Clean Air Helps the Economy
Environmental regulation doesn't kill jobs; it creates them.
In December, the Obama administration approved long-overdue environmental regulations requiring U.S. power plants to reduce emissions of mercury, arsenic, and other toxic metals. The Mercury and Air Toxics Standards, or air toxics rule, is expected to prevent up to 11,000 premature deaths a year and have many other health benefits. And yet conservative members of Congress oppose it.
Why? Because they say it will "kill jobs." This is a familiar tactic for politicians opposed to any sort of regulation. Conservatives have been scarily disciplined in appending the job-killing label to all regulations, both old and new.
As somebody who has been on the front line of this particular battle, I'm afraid to say that the tactic seems to have resonance. Of course, it has also been a disaster for those interested in a true assessment of regulation's impacts on the economy.
The rationale for attaching the job-killing label to nearly all mentions of regulation is pretty clear: Even 32 months after the official end of the recession, the U.S. continues to have a joblessness crisis. While the overall unemployment rate has fallen from its 10 percent peak in October 2009 to 8.3 percent last month, the large majority of this decline was explained not by increased job creation, but by a drop in people classifying themselves as actively looking for work.
Conservatives are, in short, hoping to convert the public's justifiable concern about joblessness into support for their decades-long battle against robust environmental, labor, and financial regulations.
Voters who might normally be skeptical of efforts to halt regulations that would protect them from mercury and arsenic spewed into the atmosphere could be more receptive to arguments that they should be postponed so as not to threaten an already fragile economic recovery.
These arguments are how I entered this debate. I'm not a regulatory expert, but I am a macroeconomist and thus know what does and does not impact overall job growth. Textbook macroeconomics indicates that, from the perspective of job creation, the best time to enact regulations that may require costly investments is precisely when the economy is depressed.
The reasoning is fairly straightforward. When the economy is functioning well, the impact of new environmental regulation on job growth is roughly neutral, for two reasons. First, the direct effects of regulatory changes generally cut in opposing directions. Take the economic impact of the air toxics rule. The rule requires investment in equipment to abate and control pollution, which will directly create jobs—people must be hired to manufacture and install the scrubbers, filters, and baghouses that will reduce toxic emissions. But this extra investment adds to the cost of producing energy. These costs are passed on to energy-using industries, which pass them on to consumers in the form of higher prices. That reduces demand for goods and services, and so destroys jobs.
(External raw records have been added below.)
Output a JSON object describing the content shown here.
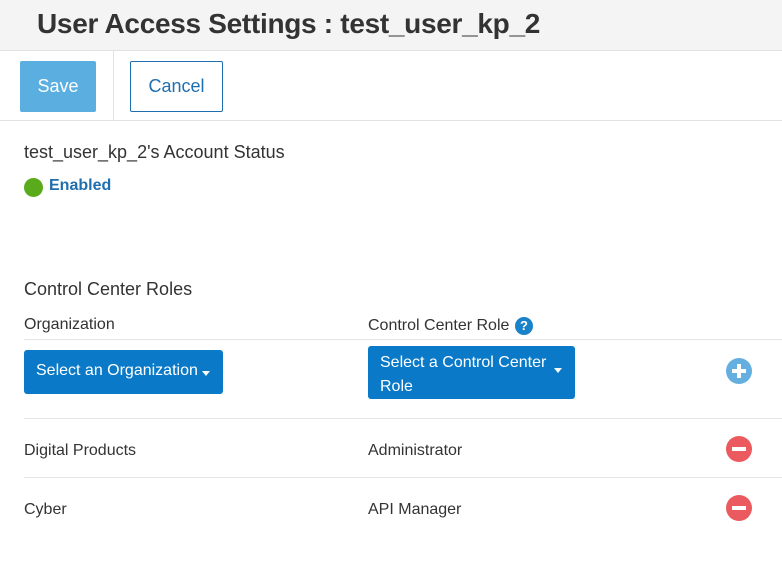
{
  "header": {
    "title": "User Access Settings : test_user_kp_2"
  },
  "toolbar": {
    "save_label": "Save",
    "cancel_label": "Cancel"
  },
  "account_status": {
    "title": "test_user_kp_2's Account Status",
    "status": "Enabled",
    "status_color": "#5aab1c"
  },
  "roles": {
    "title": "Control Center Roles",
    "columns": {
      "organization": "Organization",
      "role": "Control Center Role"
    },
    "help_icon": "question-circle-icon",
    "organization_select": "Select an Organization",
    "role_select": "Select a Control Center Role",
    "add_icon": "plus-circle-icon",
    "remove_icon": "minus-circle-icon",
    "rows": [
      {
        "organization": "Digital Products",
        "role": "Administrator"
      },
      {
        "organization": "Cyber",
        "role": "API Manager"
      }
    ]
  },
  "colors": {
    "primary": "#0a7ac8",
    "save_button": "#5aaee0",
    "remove_button": "#ea5a5e",
    "add_button": "#64aee0"
  }
}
Generally, these direct influences cancel each other out. Even if they don't, the second reason for regulation's neutral effect on jobs comes into play: the central bank. In an effort to hit its overall inflation and unemployment targets, a nation's central bank—in the U.S., the Federal Reserve—will simply sterilize any change in job growth stemming from regulatory changes by adjusting interest rates to spur or slow economic activity.
So when the economy is behaving well, environmental regulatory changes are generally irrelevant to job growth. But when the economy is not functioning well, regulatory changes are very likely to create jobs.
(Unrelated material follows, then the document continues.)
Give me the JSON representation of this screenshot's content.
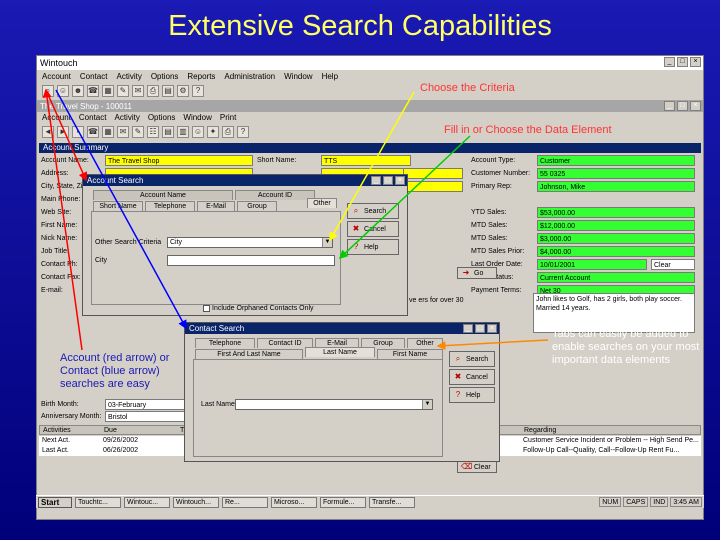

There are three reasons for this. First, investments in pollution abatement and control do not threaten to crowd out other investments by monopolizing scarce financial capital and hence pushing up interest rates. Financial capital is not scarce during recessions, but opportunities to undertake real investment projects are.
Second, increases in energy costs following the implementation of new rules are unlikely to be passed on to consumers. With lots of excess supply around, firms are not in the position to raise the price of their goods without worrying about the effects on demand. Further, profit margins in the U.S. corporate sector are at a 45-year high, meaning that increased costs can easily be absorbed by companies through reduced profits. Empirical research shows that high profit margins do indeed provide such buffers against price increases.
Lastly, the boost to employment provided by new investments accompanied by muted price responses will not be neutralized by the Federal Reserve, at least not in the next few years, as it has committed to holding interest rates low until unemployment returns to more normal levels.
In the specific case of the air toxics rule, my research indicates that the net impact of the regulations will be to add about 100,000 jobs to the U.S. economy by the end of 2015.
I should be clear: This would not make a large dent in the unemployment figures. But the toxics rule isn't meant to be a job creation program—it is meant to provide improvements to health and quality of life. And in this primary purpose the research is undeniable that it will hit its target. Holding up its enactment based on fear-mongering about jobs is exactly wrong. In fact, pushing forward with it while the economy is depressed would add a modest knock-on benefit of job growth to the much larger benefits it will provide to health and quality of life.
This article originally appeared in New Scientist.
Josh Bivens is acting research and policy director at the Economic Policy Institute, a nonpartisan think tank based in Washington, D.C.